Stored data

- - - - -

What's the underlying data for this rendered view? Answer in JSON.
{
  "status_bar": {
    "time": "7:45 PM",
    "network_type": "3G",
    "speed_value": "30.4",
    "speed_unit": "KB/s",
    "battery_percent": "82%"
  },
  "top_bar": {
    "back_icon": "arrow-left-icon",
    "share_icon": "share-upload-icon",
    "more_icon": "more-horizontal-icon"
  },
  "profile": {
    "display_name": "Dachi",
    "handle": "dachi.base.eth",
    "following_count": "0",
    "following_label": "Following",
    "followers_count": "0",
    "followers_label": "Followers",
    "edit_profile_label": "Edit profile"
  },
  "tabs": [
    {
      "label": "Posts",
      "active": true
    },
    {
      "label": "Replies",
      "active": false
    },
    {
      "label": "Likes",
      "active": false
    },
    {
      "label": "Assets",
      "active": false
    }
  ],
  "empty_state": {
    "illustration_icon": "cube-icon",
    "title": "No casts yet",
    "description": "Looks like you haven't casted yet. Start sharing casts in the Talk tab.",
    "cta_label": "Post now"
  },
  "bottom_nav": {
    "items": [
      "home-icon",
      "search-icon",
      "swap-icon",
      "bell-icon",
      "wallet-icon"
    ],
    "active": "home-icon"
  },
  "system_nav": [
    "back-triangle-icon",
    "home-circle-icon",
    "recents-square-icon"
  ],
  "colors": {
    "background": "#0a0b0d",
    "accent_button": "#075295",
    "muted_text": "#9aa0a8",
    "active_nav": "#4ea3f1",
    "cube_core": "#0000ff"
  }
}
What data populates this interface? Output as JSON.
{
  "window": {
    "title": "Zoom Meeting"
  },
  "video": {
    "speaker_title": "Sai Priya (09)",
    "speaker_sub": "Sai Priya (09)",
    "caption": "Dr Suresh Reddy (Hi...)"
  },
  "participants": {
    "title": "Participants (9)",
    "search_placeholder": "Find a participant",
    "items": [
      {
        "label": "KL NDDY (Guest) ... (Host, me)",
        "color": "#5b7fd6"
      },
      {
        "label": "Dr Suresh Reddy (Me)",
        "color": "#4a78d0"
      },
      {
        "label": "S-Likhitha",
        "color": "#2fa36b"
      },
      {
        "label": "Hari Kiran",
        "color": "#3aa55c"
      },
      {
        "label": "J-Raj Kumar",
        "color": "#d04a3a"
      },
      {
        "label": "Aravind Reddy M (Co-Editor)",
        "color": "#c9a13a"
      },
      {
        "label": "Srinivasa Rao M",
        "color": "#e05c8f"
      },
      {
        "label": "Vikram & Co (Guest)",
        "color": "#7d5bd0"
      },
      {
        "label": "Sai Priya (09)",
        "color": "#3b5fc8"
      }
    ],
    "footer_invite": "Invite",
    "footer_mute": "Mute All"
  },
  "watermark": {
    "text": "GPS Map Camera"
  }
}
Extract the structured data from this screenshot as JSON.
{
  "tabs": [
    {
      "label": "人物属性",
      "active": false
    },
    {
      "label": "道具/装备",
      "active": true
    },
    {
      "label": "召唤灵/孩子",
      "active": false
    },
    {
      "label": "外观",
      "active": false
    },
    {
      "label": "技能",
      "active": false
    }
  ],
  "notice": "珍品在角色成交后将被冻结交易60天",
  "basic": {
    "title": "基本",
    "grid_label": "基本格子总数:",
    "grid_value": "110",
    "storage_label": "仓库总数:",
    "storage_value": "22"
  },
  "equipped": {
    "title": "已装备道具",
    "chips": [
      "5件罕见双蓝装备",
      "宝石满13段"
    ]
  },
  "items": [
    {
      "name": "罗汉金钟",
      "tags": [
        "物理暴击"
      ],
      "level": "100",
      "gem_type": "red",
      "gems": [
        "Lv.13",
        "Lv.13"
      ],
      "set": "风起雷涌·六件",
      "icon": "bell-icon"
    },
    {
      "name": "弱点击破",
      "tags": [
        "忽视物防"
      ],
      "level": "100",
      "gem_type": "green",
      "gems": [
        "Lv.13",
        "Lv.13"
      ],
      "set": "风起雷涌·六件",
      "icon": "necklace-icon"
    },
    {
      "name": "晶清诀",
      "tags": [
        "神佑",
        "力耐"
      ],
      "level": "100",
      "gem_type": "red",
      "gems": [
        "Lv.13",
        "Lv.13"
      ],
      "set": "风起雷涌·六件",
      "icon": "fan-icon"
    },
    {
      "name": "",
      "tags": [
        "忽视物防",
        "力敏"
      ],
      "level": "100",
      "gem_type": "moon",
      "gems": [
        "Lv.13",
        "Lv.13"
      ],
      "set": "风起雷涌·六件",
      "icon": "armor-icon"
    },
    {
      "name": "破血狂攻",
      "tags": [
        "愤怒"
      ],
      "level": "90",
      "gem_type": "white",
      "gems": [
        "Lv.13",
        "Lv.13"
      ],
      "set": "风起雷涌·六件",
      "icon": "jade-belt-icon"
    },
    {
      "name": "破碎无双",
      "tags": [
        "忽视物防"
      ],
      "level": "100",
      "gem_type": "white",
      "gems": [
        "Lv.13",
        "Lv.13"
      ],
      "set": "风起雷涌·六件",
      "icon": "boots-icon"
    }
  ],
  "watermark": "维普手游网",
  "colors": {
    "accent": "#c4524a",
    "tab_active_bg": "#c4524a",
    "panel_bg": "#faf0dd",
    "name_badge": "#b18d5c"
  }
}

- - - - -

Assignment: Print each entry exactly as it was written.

Solution to this task:
What's the underlying data for this rendered view? Answer in JSON.
{
  "status_bar": {
    "time": "7:45 PM",
    "network_type": "3G",
    "speed_value": "30.4",
    "speed_unit": "KB/s",
    "battery_percent": "82%"
  },
  "top_bar": {
    "back_icon": "arrow-left-icon",
    "share_icon": "share-upload-icon",
    "more_icon": "more-horizontal-icon"
  },
  "profile": {
    "display_name": "Dachi",
    "handle": "dachi.base.eth",
    "following_count": "0",
    "following_label": "Following",
    "followers_count": "0",
    "followers_label": "Followers",
    "edit_profile_label": "Edit profile"
  },
  "tabs": [
    {
      "label": "Posts",
      "active": true
    },
    {
      "label": "Replies",
      "active": false
    },
    {
      "label": "Likes",
      "active": false
    },
    {
      "label": "Assets",
      "active": false
    }
  ],
  "empty_state": {
    "illustration_icon": "cube-icon",
    "title": "No casts yet",
    "description": "Looks like you haven't casted yet. Start sharing casts in the Talk tab.",
    "cta_label": "Post now"
  },
  "bottom_nav": {
    "items": [
      "home-icon",
      "search-icon",
      "swap-icon",
      "bell-icon",
      "wallet-icon"
    ],
    "active": "home-icon"
  },
  "system_nav": [
    "back-triangle-icon",
    "home-circle-icon",
    "recents-square-icon"
  ],
  "colors": {
    "background": "#0a0b0d",
    "accent_button": "#075295",
    "muted_text": "#9aa0a8",
    "active_nav": "#4ea3f1",
    "cube_core": "#0000ff"
  }
}
What data populates this interface? Output as JSON.
{
  "window": {
    "title": "Zoom Meeting"
  },
  "video": {
    "speaker_title": "Sai Priya (09)",
    "speaker_sub": "Sai Priya (09)",
    "caption": "Dr Suresh Reddy (Hi...)"
  },
  "participants": {
    "title": "Participants (9)",
    "search_placeholder": "Find a participant",
    "items": [
      {
        "label": "KL NDDY (Guest) ... (Host, me)",
        "color": "#5b7fd6"
      },
      {
        "label": "Dr Suresh Reddy (Me)",
        "color": "#4a78d0"
      },
      {
        "label": "S-Likhitha",
        "color": "#2fa36b"
      },
      {
        "label": "Hari Kiran",
        "color": "#3aa55c"
      },
      {
        "label": "J-Raj Kumar",
        "color": "#d04a3a"
      },
      {
        "label": "Aravind Reddy M (Co-Editor)",
        "color": "#c9a13a"
      },
      {
        "label": "Srinivasa Rao M",
        "color": "#e05c8f"
      },
      {
        "label": "Vikram & Co (Guest)",
        "color": "#7d5bd0"
      },
      {
        "label": "Sai Priya (09)",
        "color": "#3b5fc8"
      }
    ],
    "footer_invite": "Invite",
    "footer_mute": "Mute All"
  },
  "watermark": {
    "text": "GPS Map Camera"
  }
}
Extract the structured data from this screenshot as JSON.
{
  "tabs": [
    {
      "label": "人物属性",
      "active": false
    },
    {
      "label": "道具/装备",
      "active": true
    },
    {
      "label": "召唤灵/孩子",
      "active": false
    },
    {
      "label": "外观",
      "active": false
    },
    {
      "label": "技能",
      "active": false
    }
  ],
  "notice": "珍品在角色成交后将被冻结交易60天",
  "basic": {
    "title": "基本",
    "grid_label": "基本格子总数:",
    "grid_value": "110",
    "storage_label": "仓库总数:",
    "storage_value": "22"
  },
  "equipped": {
    "title": "已装备道具",
    "chips": [
      "5件罕见双蓝装备",
      "宝石满13段"
    ]
  },
  "items": [
    {
      "name": "罗汉金钟",
      "tags": [
        "物理暴击"
      ],
      "level": "100",
      "gem_type": "red",
      "gems": [
        "Lv.13",
        "Lv.13"
      ],
      "set": "风起雷涌·六件",
      "icon": "bell-icon"
    },
    {
      "name": "弱点击破",
      "tags": [
        "忽视物防"
      ],
      "level": "100",
      "gem_type": "green",
      "gems": [
        "Lv.13",
        "Lv.13"
      ],
      "set": "风起雷涌·六件",
      "icon": "necklace-icon"
    },
    {
      "name": "晶清诀",
      "tags": [
        "神佑",
        "力耐"
      ],
      "level": "100",
      "gem_type": "red",
      "gems": [
        "Lv.13",
        "Lv.13"
      ],
      "set": "风起雷涌·六件",
      "icon": "fan-icon"
    },
    {
      "name": "",
      "tags": [
        "忽视物防",
        "力敏"
      ],
      "level": "100",
      "gem_type": "moon",
      "gems": [
        "Lv.13",
        "Lv.13"
      ],
      "set": "风起雷涌·六件",
      "icon": "armor-icon"
    },
    {
      "name": "破血狂攻",
      "tags": [
        "愤怒"
      ],
      "level": "90",
      "gem_type": "white",
      "gems": [
        "Lv.13",
        "Lv.13"
      ],
      "set": "风起雷涌·六件",
      "icon": "jade-belt-icon"
    },
    {
      "name": "破碎无双",
      "tags": [
        "忽视物防"
      ],
      "level": "100",
      "gem_type": "white",
      "gems": [
        "Lv.13",
        "Lv.13"
      ],
      "set": "风起雷涌·六件",
      "icon": "boots-icon"
    }
  ],
  "watermark": "维普手游网",
  "colors": {
    "accent": "#c4524a",
    "tab_active_bg": "#c4524a",
    "panel_bg": "#faf0dd",
    "name_badge": "#b18d5c"
  }
}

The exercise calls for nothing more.